Child Custody and Visitation

Basic Child Custody and Visitation Principles


Going through a custody battle is rough. What makes matters worse is legal jargon, terminology, or lingo. Courts will throw around words like “physical custody” or “primary custody” or “legal custody.” These terms, being somewhat basic, are used, without fail, every day. For this reason, I wanted to take time to write about a few basic child custody and visitation and principles.


First and foremost, it’s important to remember, the court will do what is in the best interest of the children. The court will not care for petty differences between the parties, but what arrangement the children will best thrive in.


  1. Custody

Who does the child live with primarily? Who makes decisions regarding the child? These are questions that address both physical and legal custody.


  1. Primary Custody

Primary custody refers to the parent who the child lives with when not visiting the other parent, sometimes referred to as the Custodial Parent. The court orders physical custody depending on certain factors (child’s age, health, prior living arrangement). For example, typically in cases involving young children, courts will order primary custody to the mother due to the age of the child, the child primarily living with the mother and the preexisting relationship between a mother and her child. The father will be considered the non-custodial parent in this application.


  1. Legal Custody

Legal custody refers to the person who makes decisions regarding the child. Such decisions can include medical, emergency and school decisions. Most times, the court will order joint legal custody, allowing both parents to equally make decisions regarding their child. However, depending on the facts, the court may be convinced that it is in the best interest of the child to give one parent full legal custody.


  1. Visitation

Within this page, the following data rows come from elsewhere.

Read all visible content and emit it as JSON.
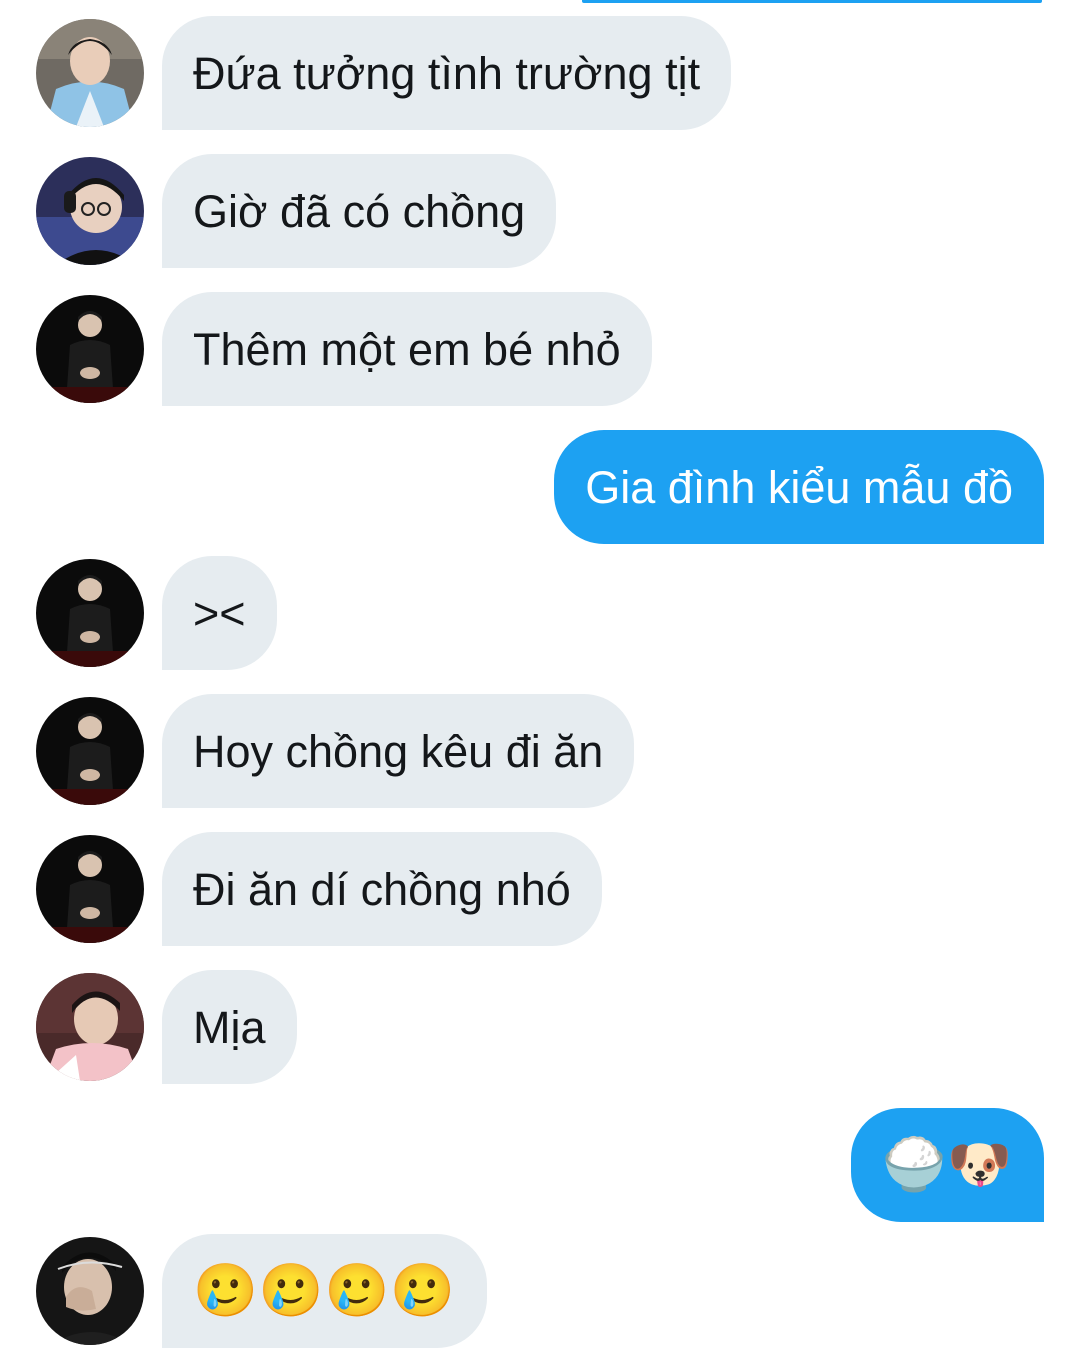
{
  "conversation": {
    "messages": [
      {
        "sender": "them",
        "avatar": "avatar-hanbok-icon",
        "text": "Đứa tưởng tình trường tịt"
      },
      {
        "sender": "them",
        "avatar": "avatar-headset-icon",
        "text": "Giờ đã có chồng"
      },
      {
        "sender": "them",
        "avatar": "avatar-black-jacket-icon",
        "text": "Thêm một em bé nhỏ"
      },
      {
        "sender": "me",
        "text": "Gia đình kiểu mẫu đồ"
      },
      {
        "sender": "them",
        "avatar": "avatar-black-jacket-icon",
        "text": "><"
      },
      {
        "sender": "them",
        "avatar": "avatar-black-jacket-icon",
        "text": "Hoy chồng kêu đi ăn"
      },
      {
        "sender": "them",
        "avatar": "avatar-black-jacket-icon",
        "text": "Đi ăn dí chồng nhó"
      },
      {
        "sender": "them",
        "avatar": "avatar-pink-jacket-icon",
        "text": "Mịa"
      },
      {
        "sender": "me",
        "text": "🍚🐶"
      },
      {
        "sender": "them",
        "avatar": "avatar-face-cover-icon",
        "text": "🥲🥲🥲🥲"
      }
    ]
  },
  "colors": {
    "incoming_bubble": "#e6ecf0",
    "outgoing_bubble": "#1da1f2",
    "incoming_text": "#14171a",
    "outgoing_text": "#ffffff"
  }
}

As explained above, the court will make orders regarding custody of the child. Visitation depends on the custody order. For example, if the mother gets physical custody of the young child, then the father will get reasonable visitation. What’s reasonable? Well, there’s no clear answer. Reasonableness depends on the facts of the case and can vary quite a bit. What about joint physical custody? Joint physical custody is when the court orders 50/50 (or as close as they can to equal) custody. Here, both parents will share in equal parenting time.


It’s important to remember that visitation percentages and time play a role in child support calculations. Depending on your custody and visitation allocation, the amount of child support may be great. Call us at 619-773-7333 to discuss your unique case. We care about you and we will make sure to fight for the best possible outcome throughout each and every step of the process.

Leave a Reply

Your email address will not be published. Required fields are marked *